> _Problem to solve_
In this data, count the lines in which "Outputs" appears and give only that number.

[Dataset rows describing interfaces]

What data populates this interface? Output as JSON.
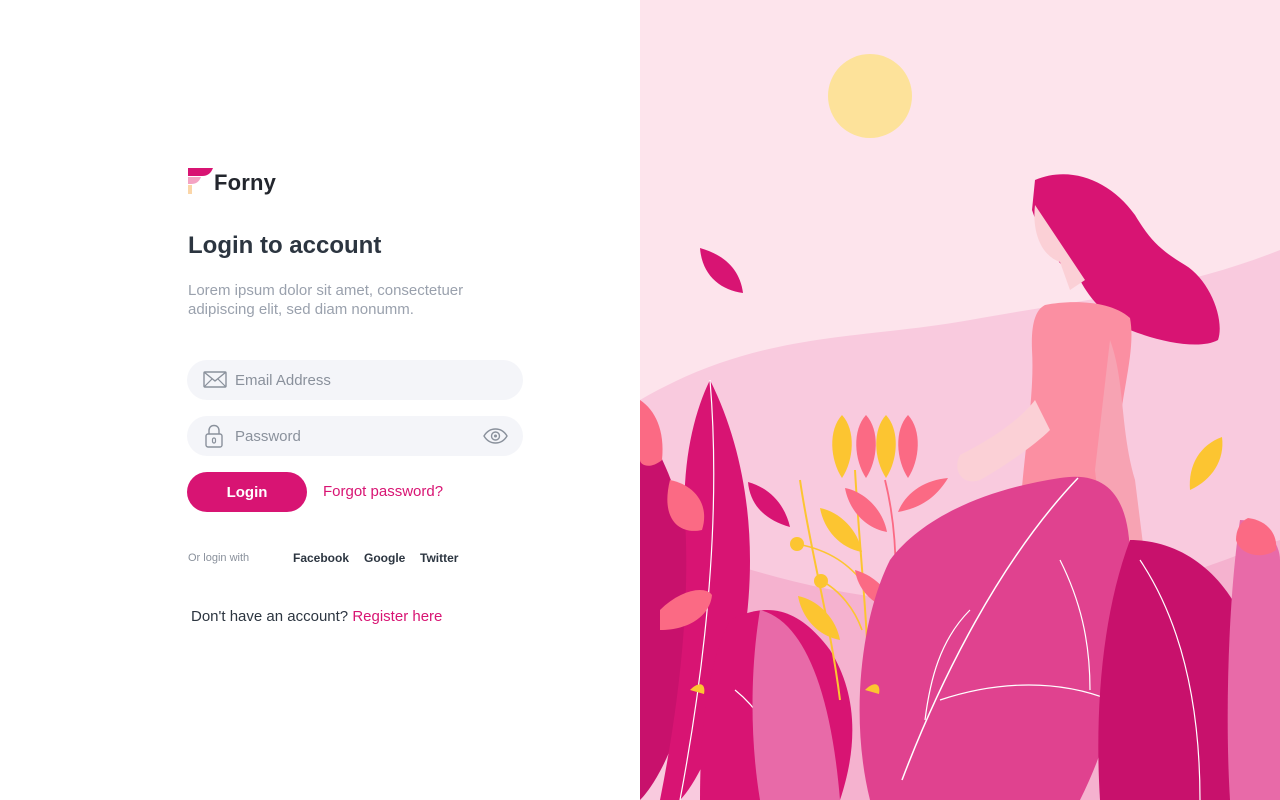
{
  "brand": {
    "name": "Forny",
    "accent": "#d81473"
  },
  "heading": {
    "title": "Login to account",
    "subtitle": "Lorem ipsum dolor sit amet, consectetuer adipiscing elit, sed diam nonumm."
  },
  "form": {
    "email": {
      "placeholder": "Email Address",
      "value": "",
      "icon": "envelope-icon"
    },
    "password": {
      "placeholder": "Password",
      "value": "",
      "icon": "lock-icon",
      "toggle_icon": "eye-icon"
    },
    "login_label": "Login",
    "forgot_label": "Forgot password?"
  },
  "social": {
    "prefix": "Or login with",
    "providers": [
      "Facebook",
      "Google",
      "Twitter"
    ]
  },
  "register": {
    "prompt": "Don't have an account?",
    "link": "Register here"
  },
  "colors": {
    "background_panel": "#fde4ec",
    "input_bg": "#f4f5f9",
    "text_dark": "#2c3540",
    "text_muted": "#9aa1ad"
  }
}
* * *
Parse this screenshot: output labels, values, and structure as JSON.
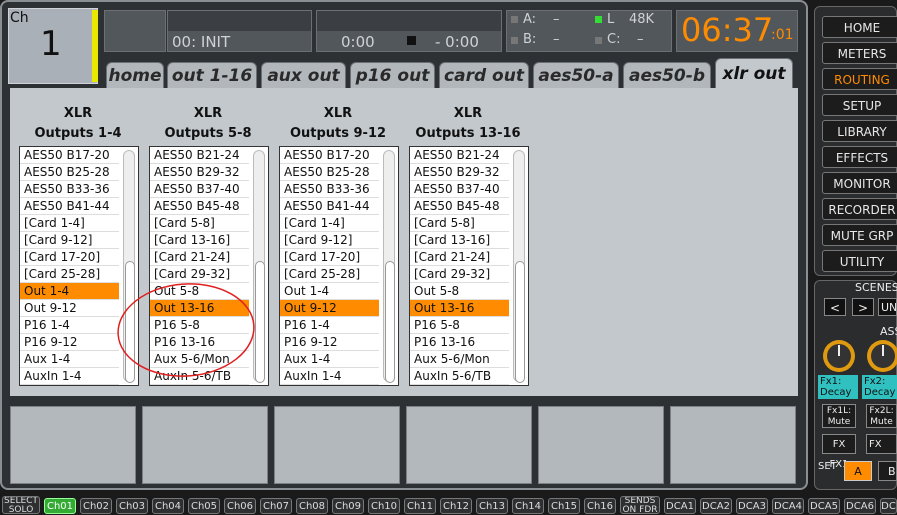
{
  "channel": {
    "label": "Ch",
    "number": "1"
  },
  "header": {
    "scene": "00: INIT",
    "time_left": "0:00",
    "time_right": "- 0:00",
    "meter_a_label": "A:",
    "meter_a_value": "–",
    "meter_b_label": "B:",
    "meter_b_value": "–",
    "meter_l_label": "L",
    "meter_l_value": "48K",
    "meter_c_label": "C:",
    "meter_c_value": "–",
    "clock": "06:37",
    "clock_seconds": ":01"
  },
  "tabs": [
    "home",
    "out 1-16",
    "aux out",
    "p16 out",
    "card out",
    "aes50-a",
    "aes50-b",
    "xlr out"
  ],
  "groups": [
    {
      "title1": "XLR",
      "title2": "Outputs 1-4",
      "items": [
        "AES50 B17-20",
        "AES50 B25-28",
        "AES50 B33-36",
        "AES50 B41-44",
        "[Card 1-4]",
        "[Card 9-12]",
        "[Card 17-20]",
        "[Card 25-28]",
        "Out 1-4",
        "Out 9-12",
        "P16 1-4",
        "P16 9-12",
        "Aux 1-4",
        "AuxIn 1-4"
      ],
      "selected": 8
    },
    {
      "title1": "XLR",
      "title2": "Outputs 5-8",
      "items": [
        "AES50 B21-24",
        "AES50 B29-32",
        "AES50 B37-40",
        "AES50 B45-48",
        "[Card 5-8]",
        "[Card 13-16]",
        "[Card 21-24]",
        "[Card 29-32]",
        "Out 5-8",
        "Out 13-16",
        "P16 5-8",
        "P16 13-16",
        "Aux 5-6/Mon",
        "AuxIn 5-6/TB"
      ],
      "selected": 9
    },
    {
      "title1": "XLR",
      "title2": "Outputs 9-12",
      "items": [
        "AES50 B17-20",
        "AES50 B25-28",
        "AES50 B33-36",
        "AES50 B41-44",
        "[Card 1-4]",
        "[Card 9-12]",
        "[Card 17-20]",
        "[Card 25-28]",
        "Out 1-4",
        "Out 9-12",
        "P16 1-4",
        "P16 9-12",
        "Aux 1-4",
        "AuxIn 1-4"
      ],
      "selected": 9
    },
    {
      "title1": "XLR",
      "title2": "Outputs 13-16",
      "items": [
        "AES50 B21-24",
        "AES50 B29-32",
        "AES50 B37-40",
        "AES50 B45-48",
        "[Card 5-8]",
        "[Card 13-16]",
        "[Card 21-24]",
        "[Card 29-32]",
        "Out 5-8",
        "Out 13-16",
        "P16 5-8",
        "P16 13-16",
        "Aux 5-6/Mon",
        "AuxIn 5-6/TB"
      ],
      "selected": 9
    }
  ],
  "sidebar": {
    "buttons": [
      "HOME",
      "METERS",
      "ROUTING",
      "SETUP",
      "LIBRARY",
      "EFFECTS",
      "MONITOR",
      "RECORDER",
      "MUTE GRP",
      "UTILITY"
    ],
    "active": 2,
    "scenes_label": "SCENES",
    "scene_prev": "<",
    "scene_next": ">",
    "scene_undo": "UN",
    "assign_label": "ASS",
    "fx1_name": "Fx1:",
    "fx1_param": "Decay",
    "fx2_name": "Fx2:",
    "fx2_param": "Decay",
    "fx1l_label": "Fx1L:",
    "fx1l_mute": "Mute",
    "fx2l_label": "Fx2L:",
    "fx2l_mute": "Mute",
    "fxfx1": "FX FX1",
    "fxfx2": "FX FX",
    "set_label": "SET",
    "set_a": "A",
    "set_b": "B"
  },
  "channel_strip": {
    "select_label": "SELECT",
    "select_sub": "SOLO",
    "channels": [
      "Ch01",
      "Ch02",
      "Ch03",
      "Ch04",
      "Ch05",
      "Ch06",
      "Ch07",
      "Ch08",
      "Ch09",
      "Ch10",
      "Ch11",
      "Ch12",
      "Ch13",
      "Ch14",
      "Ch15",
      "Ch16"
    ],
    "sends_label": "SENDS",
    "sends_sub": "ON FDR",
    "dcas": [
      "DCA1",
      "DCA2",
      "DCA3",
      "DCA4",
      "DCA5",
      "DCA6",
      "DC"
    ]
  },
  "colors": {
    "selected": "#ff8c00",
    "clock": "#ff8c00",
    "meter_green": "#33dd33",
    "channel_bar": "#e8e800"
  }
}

> _Result for this exercise_
4